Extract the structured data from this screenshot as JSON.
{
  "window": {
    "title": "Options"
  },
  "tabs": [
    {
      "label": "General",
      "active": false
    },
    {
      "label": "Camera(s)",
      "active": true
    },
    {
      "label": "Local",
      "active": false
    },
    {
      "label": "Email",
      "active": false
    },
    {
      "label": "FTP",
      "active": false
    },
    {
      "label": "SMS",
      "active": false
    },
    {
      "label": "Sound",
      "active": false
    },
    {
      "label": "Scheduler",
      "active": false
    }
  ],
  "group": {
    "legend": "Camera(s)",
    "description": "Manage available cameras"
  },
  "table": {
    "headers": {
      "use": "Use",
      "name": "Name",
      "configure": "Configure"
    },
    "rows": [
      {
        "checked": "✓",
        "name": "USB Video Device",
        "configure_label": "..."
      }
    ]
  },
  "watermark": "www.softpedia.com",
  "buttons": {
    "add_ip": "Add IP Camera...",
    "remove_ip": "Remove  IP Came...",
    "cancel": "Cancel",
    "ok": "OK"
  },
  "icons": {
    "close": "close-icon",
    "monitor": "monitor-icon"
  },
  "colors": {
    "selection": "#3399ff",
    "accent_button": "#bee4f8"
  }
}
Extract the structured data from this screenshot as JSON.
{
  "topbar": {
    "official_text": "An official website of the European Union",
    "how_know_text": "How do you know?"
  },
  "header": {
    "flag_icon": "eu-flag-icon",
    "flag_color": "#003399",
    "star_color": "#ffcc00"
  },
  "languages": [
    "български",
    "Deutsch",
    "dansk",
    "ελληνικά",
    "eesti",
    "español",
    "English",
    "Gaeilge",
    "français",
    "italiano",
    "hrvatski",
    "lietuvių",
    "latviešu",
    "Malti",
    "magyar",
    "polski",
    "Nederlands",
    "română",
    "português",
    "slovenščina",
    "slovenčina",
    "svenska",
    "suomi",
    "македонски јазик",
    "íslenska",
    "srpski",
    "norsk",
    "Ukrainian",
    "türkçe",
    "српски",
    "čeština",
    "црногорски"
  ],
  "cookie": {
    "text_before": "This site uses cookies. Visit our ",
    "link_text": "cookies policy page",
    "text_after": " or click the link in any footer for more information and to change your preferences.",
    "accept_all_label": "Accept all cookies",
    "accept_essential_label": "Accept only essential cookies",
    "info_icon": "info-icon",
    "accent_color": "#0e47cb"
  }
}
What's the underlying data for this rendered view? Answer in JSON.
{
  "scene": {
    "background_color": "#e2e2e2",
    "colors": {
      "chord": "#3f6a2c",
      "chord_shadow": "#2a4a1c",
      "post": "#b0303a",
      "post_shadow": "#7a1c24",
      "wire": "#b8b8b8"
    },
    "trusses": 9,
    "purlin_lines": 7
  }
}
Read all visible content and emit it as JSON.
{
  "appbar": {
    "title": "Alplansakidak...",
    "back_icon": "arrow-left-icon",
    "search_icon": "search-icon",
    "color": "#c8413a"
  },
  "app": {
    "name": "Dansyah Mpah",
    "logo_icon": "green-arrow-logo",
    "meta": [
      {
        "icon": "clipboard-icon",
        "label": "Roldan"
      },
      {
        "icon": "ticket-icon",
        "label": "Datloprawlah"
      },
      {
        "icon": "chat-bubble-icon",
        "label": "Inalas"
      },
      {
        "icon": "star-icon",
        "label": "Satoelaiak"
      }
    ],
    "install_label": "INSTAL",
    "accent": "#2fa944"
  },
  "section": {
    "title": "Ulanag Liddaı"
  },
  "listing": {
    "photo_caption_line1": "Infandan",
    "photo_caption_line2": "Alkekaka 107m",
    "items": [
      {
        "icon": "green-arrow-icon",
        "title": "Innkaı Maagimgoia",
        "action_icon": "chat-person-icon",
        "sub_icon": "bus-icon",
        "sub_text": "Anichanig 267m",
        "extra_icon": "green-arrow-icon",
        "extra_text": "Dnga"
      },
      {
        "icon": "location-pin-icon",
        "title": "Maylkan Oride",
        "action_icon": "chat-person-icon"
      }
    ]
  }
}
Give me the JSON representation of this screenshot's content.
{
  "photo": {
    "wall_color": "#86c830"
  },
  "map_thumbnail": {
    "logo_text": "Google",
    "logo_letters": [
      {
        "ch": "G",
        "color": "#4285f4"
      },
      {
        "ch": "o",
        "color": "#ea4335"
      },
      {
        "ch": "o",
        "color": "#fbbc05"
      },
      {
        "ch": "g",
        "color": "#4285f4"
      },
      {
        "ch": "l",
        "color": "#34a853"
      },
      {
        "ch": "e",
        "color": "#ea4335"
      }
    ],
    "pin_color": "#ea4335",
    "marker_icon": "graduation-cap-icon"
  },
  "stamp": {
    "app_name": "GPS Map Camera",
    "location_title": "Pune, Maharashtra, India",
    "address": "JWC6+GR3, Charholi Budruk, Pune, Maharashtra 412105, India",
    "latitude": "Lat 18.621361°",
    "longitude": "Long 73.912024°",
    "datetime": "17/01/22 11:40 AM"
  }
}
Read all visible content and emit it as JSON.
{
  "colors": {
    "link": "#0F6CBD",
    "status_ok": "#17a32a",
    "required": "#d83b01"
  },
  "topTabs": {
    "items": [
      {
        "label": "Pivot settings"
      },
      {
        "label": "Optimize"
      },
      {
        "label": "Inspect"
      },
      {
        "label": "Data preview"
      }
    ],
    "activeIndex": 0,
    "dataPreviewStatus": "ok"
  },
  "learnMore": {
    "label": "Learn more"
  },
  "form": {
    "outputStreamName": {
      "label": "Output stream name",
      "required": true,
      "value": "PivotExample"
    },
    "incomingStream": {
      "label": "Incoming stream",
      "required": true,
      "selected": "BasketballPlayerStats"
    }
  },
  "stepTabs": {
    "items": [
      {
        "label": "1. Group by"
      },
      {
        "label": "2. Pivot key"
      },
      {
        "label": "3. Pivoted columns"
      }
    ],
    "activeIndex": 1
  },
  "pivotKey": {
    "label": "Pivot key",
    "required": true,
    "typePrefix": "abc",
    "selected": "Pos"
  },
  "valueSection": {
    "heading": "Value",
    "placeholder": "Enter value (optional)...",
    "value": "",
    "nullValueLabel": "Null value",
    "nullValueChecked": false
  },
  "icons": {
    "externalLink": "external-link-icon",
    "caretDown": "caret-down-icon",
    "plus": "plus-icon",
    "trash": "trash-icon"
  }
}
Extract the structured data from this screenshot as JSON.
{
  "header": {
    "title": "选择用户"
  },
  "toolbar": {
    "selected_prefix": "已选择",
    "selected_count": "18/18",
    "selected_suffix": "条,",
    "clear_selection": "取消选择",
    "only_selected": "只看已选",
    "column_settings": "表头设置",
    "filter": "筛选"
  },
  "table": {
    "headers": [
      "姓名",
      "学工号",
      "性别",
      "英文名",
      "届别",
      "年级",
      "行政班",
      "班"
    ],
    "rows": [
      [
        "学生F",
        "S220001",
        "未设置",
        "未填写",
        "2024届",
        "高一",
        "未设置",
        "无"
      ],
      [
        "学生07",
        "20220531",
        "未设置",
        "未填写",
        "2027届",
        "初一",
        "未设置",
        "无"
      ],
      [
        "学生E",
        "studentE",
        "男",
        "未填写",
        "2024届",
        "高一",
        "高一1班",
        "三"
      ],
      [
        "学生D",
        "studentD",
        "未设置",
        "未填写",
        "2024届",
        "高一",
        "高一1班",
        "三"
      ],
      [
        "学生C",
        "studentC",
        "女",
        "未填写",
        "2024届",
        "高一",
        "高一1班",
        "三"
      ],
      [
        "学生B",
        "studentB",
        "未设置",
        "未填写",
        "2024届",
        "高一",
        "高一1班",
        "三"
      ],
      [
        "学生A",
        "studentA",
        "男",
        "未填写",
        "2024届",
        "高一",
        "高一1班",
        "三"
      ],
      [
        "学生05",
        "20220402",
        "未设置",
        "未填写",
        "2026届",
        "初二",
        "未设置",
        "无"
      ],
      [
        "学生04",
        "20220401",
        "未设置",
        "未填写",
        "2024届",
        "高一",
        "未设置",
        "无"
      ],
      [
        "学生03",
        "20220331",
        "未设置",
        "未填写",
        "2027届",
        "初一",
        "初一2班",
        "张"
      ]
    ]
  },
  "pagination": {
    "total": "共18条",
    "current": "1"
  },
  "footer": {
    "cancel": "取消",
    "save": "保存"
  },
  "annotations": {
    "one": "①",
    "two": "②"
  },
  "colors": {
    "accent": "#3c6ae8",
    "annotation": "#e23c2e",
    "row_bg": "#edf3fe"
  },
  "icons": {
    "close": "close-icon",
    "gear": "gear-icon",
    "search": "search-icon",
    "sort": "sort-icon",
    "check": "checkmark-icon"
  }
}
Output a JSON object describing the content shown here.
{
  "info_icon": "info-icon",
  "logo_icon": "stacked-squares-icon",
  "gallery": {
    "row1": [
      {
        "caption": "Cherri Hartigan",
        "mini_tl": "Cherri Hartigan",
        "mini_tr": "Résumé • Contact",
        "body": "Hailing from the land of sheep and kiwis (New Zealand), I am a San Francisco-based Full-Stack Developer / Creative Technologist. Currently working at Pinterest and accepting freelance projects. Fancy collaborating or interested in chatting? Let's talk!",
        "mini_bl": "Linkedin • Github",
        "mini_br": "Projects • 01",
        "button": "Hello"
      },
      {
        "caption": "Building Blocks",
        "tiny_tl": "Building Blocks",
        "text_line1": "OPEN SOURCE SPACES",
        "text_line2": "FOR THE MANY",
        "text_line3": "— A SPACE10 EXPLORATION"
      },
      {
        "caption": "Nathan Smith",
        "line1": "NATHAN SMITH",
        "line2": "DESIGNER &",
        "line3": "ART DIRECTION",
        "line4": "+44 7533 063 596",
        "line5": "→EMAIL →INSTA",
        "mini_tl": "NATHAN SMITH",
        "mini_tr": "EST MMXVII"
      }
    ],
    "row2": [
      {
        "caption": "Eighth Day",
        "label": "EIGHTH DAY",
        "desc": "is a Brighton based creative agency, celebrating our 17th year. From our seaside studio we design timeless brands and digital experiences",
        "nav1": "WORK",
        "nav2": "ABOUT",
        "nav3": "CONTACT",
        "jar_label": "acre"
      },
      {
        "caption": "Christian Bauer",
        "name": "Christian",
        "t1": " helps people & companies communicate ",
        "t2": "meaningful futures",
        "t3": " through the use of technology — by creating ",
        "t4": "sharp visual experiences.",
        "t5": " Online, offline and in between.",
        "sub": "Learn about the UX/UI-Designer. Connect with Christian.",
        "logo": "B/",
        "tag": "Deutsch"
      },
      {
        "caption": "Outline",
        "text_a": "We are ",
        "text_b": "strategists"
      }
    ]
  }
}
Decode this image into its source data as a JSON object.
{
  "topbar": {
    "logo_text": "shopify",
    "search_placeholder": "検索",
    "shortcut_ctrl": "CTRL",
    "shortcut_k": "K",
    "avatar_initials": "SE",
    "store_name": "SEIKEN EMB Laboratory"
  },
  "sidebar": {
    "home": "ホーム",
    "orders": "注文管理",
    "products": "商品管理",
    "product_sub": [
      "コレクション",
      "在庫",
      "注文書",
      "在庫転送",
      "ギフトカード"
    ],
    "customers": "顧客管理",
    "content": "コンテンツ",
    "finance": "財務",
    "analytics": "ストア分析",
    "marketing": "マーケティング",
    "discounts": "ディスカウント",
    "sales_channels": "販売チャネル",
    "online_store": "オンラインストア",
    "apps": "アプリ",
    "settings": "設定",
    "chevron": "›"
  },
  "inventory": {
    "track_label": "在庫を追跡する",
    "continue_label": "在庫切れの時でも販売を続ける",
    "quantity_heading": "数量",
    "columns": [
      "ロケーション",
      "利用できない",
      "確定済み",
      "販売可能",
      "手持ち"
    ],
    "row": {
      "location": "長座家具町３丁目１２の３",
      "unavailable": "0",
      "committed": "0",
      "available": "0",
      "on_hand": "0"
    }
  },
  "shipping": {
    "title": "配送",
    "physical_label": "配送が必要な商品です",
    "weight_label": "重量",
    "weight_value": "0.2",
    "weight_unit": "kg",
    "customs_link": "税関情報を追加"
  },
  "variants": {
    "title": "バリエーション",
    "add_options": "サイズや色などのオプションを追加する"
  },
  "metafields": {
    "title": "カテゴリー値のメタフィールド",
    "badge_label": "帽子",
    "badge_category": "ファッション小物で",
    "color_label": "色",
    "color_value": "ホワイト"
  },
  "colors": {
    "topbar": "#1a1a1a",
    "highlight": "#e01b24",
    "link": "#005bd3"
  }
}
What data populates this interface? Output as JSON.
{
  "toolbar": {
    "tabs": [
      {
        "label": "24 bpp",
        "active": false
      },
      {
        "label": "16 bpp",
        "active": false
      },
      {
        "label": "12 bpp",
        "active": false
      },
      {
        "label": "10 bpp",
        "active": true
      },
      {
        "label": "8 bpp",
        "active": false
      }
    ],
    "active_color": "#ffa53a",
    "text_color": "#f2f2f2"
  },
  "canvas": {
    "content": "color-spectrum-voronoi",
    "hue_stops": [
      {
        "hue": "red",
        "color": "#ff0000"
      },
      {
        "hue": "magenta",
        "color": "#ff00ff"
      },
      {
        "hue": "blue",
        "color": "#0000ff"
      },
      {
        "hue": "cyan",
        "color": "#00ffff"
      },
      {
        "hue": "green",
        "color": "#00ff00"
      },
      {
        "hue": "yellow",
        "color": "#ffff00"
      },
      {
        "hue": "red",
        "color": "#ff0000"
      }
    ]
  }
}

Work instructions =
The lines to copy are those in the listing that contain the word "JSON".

Response to this exercise =
Extract the structured data from this screenshot as JSON.
Extract the structured data from this screenshot as JSON.
What's the underlying data for this rendered view? Answer in JSON.
Read all visible content and emit it as JSON.
Give me the JSON representation of this screenshot's content.
Read all visible content and emit it as JSON.
Extract the structured data from this screenshot as JSON.
Output a JSON object describing the content shown here.
Decode this image into its source data as a JSON object.
What data populates this interface? Output as JSON.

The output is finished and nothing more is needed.